You may have heard the term “aggravated” in the context of criminal charges such as battery, assault and domestic violence. If you or someone you know is facing the prospect of domestic violence charges, you might be curious about how Colorado law defines an aggravated crime.

The domestic violence enhancement

Colorado law does not define domestic violence as its own separate crime. Instead, domestic violence is an enhancement to an existing charge, such as assault or battery. The court can add this enhancement onto a charge – such as assault, battery, coercion, false imprisonment and so forth – that the actor directs toward an intimate partner or co-habitant.

In other words, if you receive a conviction for committing a battery against an intimate partner, you will face the penalties of a regular conviction for battery. In addition, you could also be subject to the extra penalties that the court could add on because of that battery qualifying as domestic violence.

The aggravated enhancement

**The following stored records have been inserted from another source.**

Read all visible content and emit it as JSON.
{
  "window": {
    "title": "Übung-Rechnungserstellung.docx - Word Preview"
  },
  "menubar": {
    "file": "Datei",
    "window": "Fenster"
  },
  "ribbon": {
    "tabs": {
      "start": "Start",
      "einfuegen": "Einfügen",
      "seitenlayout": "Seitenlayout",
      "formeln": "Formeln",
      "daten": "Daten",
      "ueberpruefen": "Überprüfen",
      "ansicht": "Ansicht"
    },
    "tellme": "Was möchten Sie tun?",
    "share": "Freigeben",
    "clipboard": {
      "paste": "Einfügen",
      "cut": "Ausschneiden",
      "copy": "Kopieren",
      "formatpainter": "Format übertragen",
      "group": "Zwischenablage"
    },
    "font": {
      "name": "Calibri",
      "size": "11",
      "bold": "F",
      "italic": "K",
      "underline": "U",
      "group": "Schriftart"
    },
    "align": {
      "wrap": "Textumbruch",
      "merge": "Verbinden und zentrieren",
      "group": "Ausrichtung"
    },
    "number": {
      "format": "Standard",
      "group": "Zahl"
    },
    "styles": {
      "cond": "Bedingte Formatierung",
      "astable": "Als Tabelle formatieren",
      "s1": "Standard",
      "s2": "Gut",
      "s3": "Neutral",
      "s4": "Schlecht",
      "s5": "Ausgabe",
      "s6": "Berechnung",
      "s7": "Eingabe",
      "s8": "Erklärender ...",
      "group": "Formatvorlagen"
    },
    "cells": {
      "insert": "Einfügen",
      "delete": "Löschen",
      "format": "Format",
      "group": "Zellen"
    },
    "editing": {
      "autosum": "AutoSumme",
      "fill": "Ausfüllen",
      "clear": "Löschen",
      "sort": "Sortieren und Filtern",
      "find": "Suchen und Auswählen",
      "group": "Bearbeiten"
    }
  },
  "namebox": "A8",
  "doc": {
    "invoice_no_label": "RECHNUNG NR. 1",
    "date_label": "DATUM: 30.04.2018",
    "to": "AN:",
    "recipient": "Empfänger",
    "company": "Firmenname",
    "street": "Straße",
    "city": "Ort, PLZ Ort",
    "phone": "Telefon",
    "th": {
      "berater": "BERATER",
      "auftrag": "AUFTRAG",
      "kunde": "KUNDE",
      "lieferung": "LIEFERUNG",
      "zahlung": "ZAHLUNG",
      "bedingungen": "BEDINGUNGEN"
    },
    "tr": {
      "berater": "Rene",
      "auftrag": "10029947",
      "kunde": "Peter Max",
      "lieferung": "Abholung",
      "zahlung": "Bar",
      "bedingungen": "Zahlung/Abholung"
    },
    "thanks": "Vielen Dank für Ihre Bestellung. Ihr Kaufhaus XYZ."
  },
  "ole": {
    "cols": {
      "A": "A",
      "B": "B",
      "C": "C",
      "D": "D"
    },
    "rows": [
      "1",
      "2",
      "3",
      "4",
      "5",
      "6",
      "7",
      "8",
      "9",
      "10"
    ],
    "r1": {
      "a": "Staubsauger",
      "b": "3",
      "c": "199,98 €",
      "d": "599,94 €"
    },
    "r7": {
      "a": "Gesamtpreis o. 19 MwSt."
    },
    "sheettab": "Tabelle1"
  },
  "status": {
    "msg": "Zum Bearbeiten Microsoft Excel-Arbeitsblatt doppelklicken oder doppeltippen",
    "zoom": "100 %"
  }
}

Colorado distinguishes between different types of assault by classifying them into three degrees. First degree assault is the most serious, while third degree assault is a misdemeanor, not a felony. Only first and second degree assaults are considered aggravated.

If you intended to cause serious bodily injury or disfigure some through the use of a deadly weapon, or if you engage in extremely risky conduct that puts others in danger, the court could charge you with first degree assault. If you aim that act or behavior towards an intimate partner, the court could elevate the charge to a first degree domestic assault.

Second degree assault is similar to first degree assault, but the difference between them is a matter of the severity of the resulting injury. If your intimate partner sustained injuries from a deadly weapon, but they weren’t serious, the resulting criminal charge could be second degree domestic assault.

There are many different factors that courts consider when deciding which charges to bring against someone. Knowing the factors that the prosecutor will have to prove to convict you can help you to know how best to prepare your defense strategy with your attorney.